“Not knowing (the theater student actors), it kind of helps asking those tough questions,” Anderson said. “We don’t know who this person is, it could be the real her or she could just be acting—it makes it more authentic.”
The final scene lasted for about half an hour and involved the nursing team going over a treatment plan for the patient’s now full-blown drug addiction. In the scene, the nursing team explained to the patient how to use Narcan, what resources were available to her and what her options were. 
“That scene got a little intense because it was about 30 minutes of them being like, ‘Hi, you have a drug addiction. You might overdose,’” Hetland said. “When it was done after four hours straight of that simulation, I was like, ‘Wow, I can smile again.’”
For the nursing students, the simulations can also reach that “intense level,” but those situations lead to great practice for their future clinicals and careers. 
“The really hard part about mental health (type simulations) is we have to ask the hard questions,” Msick said. “The conversation flows really well until you get to (for example) the suicidal ideation questions. That’s always awkward.
“I don’t know why I feel awkward because when I go to the doctor and they ask me, I don’t feel awkward,” Msick explained. “But I feel really awkward when I’m asking.”
According to Zweifel, the simulations are designed for the students to practice getting comfortable with those “awkward” questions and figuring out what language works and what doesn’t. This semester, the students have also been focusing on the nonverbal reactions of their patients. 
“Practicing these skills in a simulated safe learning environment set's our students up for success with real patient encounters,” Zweifel said. 
“We’re working on noticing the patients’ nonverbals, their tendencies, which you are obviously not going to get with mannequin,” Msick said. “That’s another benefit of having a real patient.”
For the SPs, the simulations are a great time for them to work on their improv acting. Prior to the simulation, SPs are given some guidance on what their character is like and how they should answer their questions, but there is also some space for them to explore their own character and create some of their own nuances—all of which is invaluable acting practice. 
“There’s a little bit of an improv activity too because sometimes students will ask questions that you aren’t necessarily prepared for,” Hetland said. “You have to try and come up with an answer on the spot that aligns with the information you are given.”
For the nursing students, experience in the simulations is valuable practice time but watching other students’ simulations are also very valuable. The students work in groups and while two to three nursing students are participating in a simulation at a time, the rest of the group will be watching live in a debriefing room.

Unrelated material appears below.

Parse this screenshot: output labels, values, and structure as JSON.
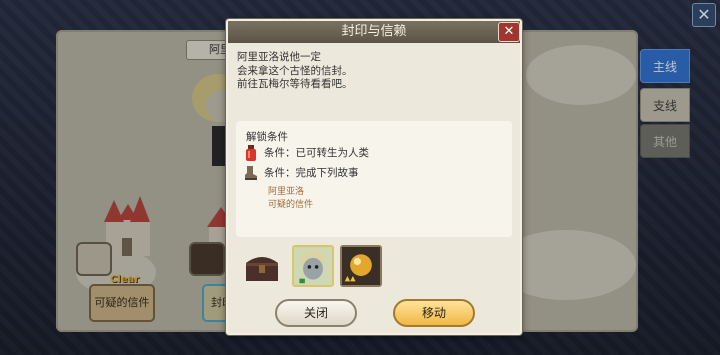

After the simulation is complete, a faculty member facilitates student reflection time where students discuss what went well and what could have been improved. 

Jody Ness, an instructor in the College of Nursing, leads a debrief session.

“I’ve learned a lot just from watching the simulations,” Msick said. “There’s one student in our clinical group who always says the right things, so I’ve actually learned how to ask questions and go into those awkward conversations just from watching. You can kind of learn what works and what doesn’t just from watching.” 
“We really encourage student led reflection in our debriefing sessions,” Zweifel said. “That is really the time when some of the best learning happens.”
For Msick, the biggest takeaway from this unique collaboration is the importance of patient interaction. 
“Understanding not only the nonverbals that I give off as a nurse, but what the patient’s nonverbals were as well,” Msick said. “That’s really important to pick up on.”
For Anderson, the realistic nature of the scenarios were very helpful in her training to become a nurse. 
“I really like being able to work with the theater students because I didn’t know them and wasn’t able to gauge how they actually act,” Anderson said. “It made the scenario feel very real.”